Am I the ideal age to have sexual intercourse? In all honesty I am not sure and neither are a great many others. Each individual differs in mind and body, and because of this it results in everyone having a difference of an opinion on how they personally see themselves and to how they think. Although we have laws on the age of consent, more often than not the law is broken on a large scale. Children of the 21st century have attitude which they follow religiously when making a point. In our day attitude was never allowed into the equation. I often wonder was this a good or bad thing. Teenagers with a view become steadfast and fight the cause of what they have a view upon, and rightly so. Nonetheless if it involves sexual intercourse, then what we as parents do know for sure is, if you are not ready, aware or prepared then back to the days of old and forbid the teen attitude.
Most adults agree that 15 is not an ideal age to engage in teen sex. Being ready for sex has a lot more to do with maturity than how old you are. Sadly the teen sex experience is never really a doing – done with one solid partner, and this is the reason why you need to be aware of the dangers that can occur from having unprotected sex with different people. If you are fortunate and in a stable relationship then discuss your concerns and any issues you have with your partner before sexual intercourse. Ask yourself and partner are you both doing the right thing. Consider how having sex at an early age might affect your relationship. Does having sex mean the same thing to both of you? Talk to mom, she may not be happy – but she can certainly put you on the right track if you tend on going ahead regardless of what she says. Parents give support, however they will never encourage underage sex, but their need to protect will have them be there for you. So no more secrets and do the right thing. Tell your parents so as not to be looking over your shoulder all the time.
Why the decision to have sex early? Is it because you want to make your partner happy? Is it because you will feel more adult? Is it because your friends are doing it? These are not good enough reasons for losing your virginity. Remember sex doesn’t prove love. It doesn’t make you into a grown up, in fact you are more of an adult is you do the sensible thing and say no. And not everyone is having teen sex. Study shows 70 percent of 15-year-olds are still virgins.
Think contraception at every convenient moment. It only takes a moment to fall pregnant or catch a life threatening disease (STD). Go along to a family planning clinic and get protection to stay safe. Contraception is given freely along with advice. The age of consent differs for each country so check this out if you are a traveler who enjoys sex while on route.

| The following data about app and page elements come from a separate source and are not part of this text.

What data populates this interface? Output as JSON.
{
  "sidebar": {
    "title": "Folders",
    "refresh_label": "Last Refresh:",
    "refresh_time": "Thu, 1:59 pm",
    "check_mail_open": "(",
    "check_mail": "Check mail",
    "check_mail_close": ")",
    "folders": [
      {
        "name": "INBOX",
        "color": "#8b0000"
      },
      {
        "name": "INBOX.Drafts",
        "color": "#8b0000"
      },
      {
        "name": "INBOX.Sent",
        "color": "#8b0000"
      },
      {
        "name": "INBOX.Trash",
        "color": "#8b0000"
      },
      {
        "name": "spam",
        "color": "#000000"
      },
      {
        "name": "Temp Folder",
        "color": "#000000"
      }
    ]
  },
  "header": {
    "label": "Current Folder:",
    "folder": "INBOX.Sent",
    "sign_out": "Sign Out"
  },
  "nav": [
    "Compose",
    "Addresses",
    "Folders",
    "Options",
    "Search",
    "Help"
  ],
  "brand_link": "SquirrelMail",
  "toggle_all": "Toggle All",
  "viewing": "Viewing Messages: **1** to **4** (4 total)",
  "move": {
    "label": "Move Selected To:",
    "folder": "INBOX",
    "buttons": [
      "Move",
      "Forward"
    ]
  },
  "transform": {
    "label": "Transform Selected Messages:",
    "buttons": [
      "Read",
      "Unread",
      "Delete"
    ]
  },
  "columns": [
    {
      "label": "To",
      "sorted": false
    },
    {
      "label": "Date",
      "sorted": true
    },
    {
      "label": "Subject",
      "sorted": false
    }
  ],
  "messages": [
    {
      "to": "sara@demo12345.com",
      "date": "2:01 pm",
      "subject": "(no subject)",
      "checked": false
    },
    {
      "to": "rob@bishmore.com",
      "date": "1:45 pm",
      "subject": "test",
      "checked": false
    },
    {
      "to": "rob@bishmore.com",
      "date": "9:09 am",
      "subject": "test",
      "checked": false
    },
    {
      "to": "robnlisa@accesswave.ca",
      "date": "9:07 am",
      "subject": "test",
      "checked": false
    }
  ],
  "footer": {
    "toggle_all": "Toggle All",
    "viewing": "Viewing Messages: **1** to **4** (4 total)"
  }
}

The female condom is supposedly 79-95% effective. Its purpose is to protect against pregnancy and sexually transmitted infections, including HIV/AIDS. The condom is a thin, loose-fitting and flexible plastic tube placed inside the vagina. A soft ring at the closed end of the tube covers the cervix during intercourse and holds it inside the vagina. Another ring at the open end of the tube stays outside the vagina and partly covers the lip region.
The good news is that the female condom can be inserted into the vagina up to 8 hours before intercourse. If this is your first time using the female condom then you may find it awkward. To condom can be inserted sitting or lying down whichever is comfortable. Some women lubricate while working the condom into place. Follow instructions provided accordingly and you should have no problem with insertion.
Insertion, squeeze the ring at the closed end of the tube. Use one hand to spread the outer lips, and insert the squeezed condom into the vaginal canal. The inner ring should be urged past the pubic bone and over the cervix. It is vitally important that this process is not rushed; it can unsettle the condom which could result in the condom not doing the job it was created to do. Make sure the condom is not twisted. About one inch of the open end will stay outside the body. The outer ring will need to be held in place during intercourse. After intercourse, squeeze and twist the outer ring to keeping fluids inside. Slowly pull it out and discard immediately. If there were a possibility that the condom was not inserted correctly or slipped then you need take the necessary precaution of taking the “Morning After” Pill.
The pill is a regular method of contraception taken by women worldwide to prevent pregnancy. If you’re thinking of going on the pill your doctor will first have to determine if it is safe for you to take, e.g. any risk factors which would make you more liable to heart attacks or strokes. The pill is a tablet containing two female-type hormones – an oestrogen and progestogen. Various oestrogens and progestogens are used in some of the 22 different types of pill in the UK. The hormones halt ovulation. They also thicken secretions round the cervix making it more difficult for sperm to pass.
Sterilization and the contraceptive pill are both 100% effective. In the UK your prescription will include a pack containing 21 contraceptive pills. You take one every day for 21 days. Then you break for a week to allow for your period. In America it is not unusual for packs to contain 28 tablets – seven are ‘dummies.’ This is a fabulous idea for the forgetful. These are continually taken during the week’s break. In Britain dummy packs are referred to as ED (every day). Like most medications there are always the pluses and the downsides. The pill helps ease period pain, shortens your period with light loss. The pill has been connected to certain cancers. Speak to your doctor about this. The best precaution you can take to prevent an unwanted pregnancy or avoid visiting an STD clinic is to say “NO.”
Let the secret be known that teen sex is not a trendy behavior – nor will you be respected for all your sexual encounters. Do the sensible trendy thing, grow up and enjoy life and by doing this you gain respect from those who care about you.